* What you will do
Reproduce all of the data that follows, character for character.
<<<<
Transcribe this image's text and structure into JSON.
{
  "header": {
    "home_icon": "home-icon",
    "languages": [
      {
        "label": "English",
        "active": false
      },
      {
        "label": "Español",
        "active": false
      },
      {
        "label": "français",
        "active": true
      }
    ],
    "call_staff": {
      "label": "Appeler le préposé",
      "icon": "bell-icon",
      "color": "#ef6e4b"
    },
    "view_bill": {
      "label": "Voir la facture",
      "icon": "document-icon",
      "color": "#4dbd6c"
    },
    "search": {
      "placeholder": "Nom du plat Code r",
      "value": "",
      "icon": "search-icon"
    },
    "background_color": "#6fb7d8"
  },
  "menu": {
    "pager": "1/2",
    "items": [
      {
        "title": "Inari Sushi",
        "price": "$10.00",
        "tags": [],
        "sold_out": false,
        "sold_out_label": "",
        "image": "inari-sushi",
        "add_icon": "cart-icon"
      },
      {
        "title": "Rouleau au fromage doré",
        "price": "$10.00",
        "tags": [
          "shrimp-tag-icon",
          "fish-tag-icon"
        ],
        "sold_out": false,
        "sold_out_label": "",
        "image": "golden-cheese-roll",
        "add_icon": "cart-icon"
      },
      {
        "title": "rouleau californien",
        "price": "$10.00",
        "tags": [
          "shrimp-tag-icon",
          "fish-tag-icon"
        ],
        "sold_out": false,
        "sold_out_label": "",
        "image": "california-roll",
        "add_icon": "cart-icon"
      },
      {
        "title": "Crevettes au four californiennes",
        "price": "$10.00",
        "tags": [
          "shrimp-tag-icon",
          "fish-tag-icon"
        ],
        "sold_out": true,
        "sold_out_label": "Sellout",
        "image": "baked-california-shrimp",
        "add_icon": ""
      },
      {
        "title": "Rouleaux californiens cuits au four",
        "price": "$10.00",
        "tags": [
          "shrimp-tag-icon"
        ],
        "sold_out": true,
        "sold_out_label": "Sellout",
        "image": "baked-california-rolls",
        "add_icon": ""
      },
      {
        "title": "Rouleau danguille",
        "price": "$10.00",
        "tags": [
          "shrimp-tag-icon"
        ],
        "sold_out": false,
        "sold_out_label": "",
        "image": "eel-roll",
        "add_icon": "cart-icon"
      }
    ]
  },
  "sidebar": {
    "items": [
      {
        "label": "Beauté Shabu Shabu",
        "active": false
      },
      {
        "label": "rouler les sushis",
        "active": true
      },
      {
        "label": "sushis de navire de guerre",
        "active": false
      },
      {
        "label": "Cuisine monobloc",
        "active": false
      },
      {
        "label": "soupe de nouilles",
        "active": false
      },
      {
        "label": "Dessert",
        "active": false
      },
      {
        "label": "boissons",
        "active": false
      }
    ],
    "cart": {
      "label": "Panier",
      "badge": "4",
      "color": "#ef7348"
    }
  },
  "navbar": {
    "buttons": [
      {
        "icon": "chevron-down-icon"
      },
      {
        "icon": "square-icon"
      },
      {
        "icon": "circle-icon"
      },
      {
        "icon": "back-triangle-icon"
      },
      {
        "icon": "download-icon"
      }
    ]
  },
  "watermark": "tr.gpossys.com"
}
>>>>
* Completed exercise
Transcribe this image's text and structure into JSON.
{
  "header": {
    "home_icon": "home-icon",
    "languages": [
      {
        "label": "English",
        "active": false
      },
      {
        "label": "Español",
        "active": false
      },
      {
        "label": "français",
        "active": true
      }
    ],
    "call_staff": {
      "label": "Appeler le préposé",
      "icon": "bell-icon",
      "color": "#ef6e4b"
    },
    "view_bill": {
      "label": "Voir la facture",
      "icon": "document-icon",
      "color": "#4dbd6c"
    },
    "search": {
      "placeholder": "Nom du plat Code r",
      "value": "",
      "icon": "search-icon"
    },
    "background_color": "#6fb7d8"
  },
  "menu": {
    "pager": "1/2",
    "items": [
      {
        "title": "Inari Sushi",
        "price": "$10.00",
        "tags": [],
        "sold_out": false,
        "sold_out_label": "",
        "image": "inari-sushi",
        "add_icon": "cart-icon"
      },
      {
        "title": "Rouleau au fromage doré",
        "price": "$10.00",
        "tags": [
          "shrimp-tag-icon",
          "fish-tag-icon"
        ],
        "sold_out": false,
        "sold_out_label": "",
        "image": "golden-cheese-roll",
        "add_icon": "cart-icon"
      },
      {
        "title": "rouleau californien",
        "price": "$10.00",
        "tags": [
          "shrimp-tag-icon",
          "fish-tag-icon"
        ],
        "sold_out": false,
        "sold_out_label": "",
        "image": "california-roll",
        "add_icon": "cart-icon"
      },
      {
        "title": "Crevettes au four californiennes",
        "price": "$10.00",
        "tags": [
          "shrimp-tag-icon",
          "fish-tag-icon"
        ],
        "sold_out": true,
        "sold_out_label": "Sellout",
        "image": "baked-california-shrimp",
        "add_icon": ""
      },
      {
        "title": "Rouleaux californiens cuits au four",
        "price": "$10.00",
        "tags": [
          "shrimp-tag-icon"
        ],
        "sold_out": true,
        "sold_out_label": "Sellout",
        "image": "baked-california-rolls",
        "add_icon": ""
      },
      {
        "title": "Rouleau danguille",
        "price": "$10.00",
        "tags": [
          "shrimp-tag-icon"
        ],
        "sold_out": false,
        "sold_out_label": "",
        "image": "eel-roll",
        "add_icon": "cart-icon"
      }
    ]
  },
  "sidebar": {
    "items": [
      {
        "label": "Beauté Shabu Shabu",
        "active": false
      },
      {
        "label": "rouler les sushis",
        "active": true
      },
      {
        "label": "sushis de navire de guerre",
        "active": false
      },
      {
        "label": "Cuisine monobloc",
        "active": false
      },
      {
        "label": "soupe de nouilles",
        "active": false
      },
      {
        "label": "Dessert",
        "active": false
      },
      {
        "label": "boissons",
        "active": false
      }
    ],
    "cart": {
      "label": "Panier",
      "badge": "4",
      "color": "#ef7348"
    }
  },
  "navbar": {
    "buttons": [
      {
        "icon": "chevron-down-icon"
      },
      {
        "icon": "square-icon"
      },
      {
        "icon": "circle-icon"
      },
      {
        "icon": "back-triangle-icon"
      },
      {
        "icon": "download-icon"
      }
    ]
  },
  "watermark": "tr.gpossys.com"
}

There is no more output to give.